■ **ACTIVITY**
Each line in the entries that has the word "JSON" has to be copied.

■ **RECORDED INFORMATION**
----------

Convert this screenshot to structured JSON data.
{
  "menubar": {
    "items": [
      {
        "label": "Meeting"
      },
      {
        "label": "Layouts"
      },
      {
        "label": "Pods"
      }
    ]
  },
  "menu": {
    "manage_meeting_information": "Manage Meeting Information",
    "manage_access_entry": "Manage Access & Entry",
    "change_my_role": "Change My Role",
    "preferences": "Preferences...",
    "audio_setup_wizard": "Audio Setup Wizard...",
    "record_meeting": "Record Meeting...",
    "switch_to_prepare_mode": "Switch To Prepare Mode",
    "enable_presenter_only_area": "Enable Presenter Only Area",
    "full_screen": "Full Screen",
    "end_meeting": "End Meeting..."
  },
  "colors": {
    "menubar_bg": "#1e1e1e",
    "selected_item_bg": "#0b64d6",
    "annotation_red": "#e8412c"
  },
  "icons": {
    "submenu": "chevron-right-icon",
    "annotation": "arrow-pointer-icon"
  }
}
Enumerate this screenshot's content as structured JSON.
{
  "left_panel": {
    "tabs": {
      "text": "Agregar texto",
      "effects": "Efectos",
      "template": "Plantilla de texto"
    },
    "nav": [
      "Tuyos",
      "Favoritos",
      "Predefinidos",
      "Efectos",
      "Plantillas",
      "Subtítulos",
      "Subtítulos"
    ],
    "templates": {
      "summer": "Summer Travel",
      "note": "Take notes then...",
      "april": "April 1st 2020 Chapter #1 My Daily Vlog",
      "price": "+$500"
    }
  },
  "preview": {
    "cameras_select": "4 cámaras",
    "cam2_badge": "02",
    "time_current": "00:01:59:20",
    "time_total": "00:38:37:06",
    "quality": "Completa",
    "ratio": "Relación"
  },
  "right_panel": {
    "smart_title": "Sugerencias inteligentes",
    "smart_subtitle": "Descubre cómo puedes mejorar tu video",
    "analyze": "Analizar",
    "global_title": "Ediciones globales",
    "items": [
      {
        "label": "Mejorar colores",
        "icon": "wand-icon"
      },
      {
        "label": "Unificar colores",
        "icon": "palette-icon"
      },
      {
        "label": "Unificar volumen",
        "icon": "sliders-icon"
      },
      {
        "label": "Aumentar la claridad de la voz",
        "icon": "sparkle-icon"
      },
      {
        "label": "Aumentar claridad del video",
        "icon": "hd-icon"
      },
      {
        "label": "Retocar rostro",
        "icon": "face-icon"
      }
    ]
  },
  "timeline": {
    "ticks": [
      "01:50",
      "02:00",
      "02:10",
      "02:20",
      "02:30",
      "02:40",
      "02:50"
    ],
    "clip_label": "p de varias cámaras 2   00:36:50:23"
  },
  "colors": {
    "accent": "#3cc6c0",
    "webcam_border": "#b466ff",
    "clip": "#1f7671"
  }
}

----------

■ **ANSWER TO THIS PROBLEM**
Convert this screenshot to structured JSON data.
Enumerate this screenshot's content as structured JSON.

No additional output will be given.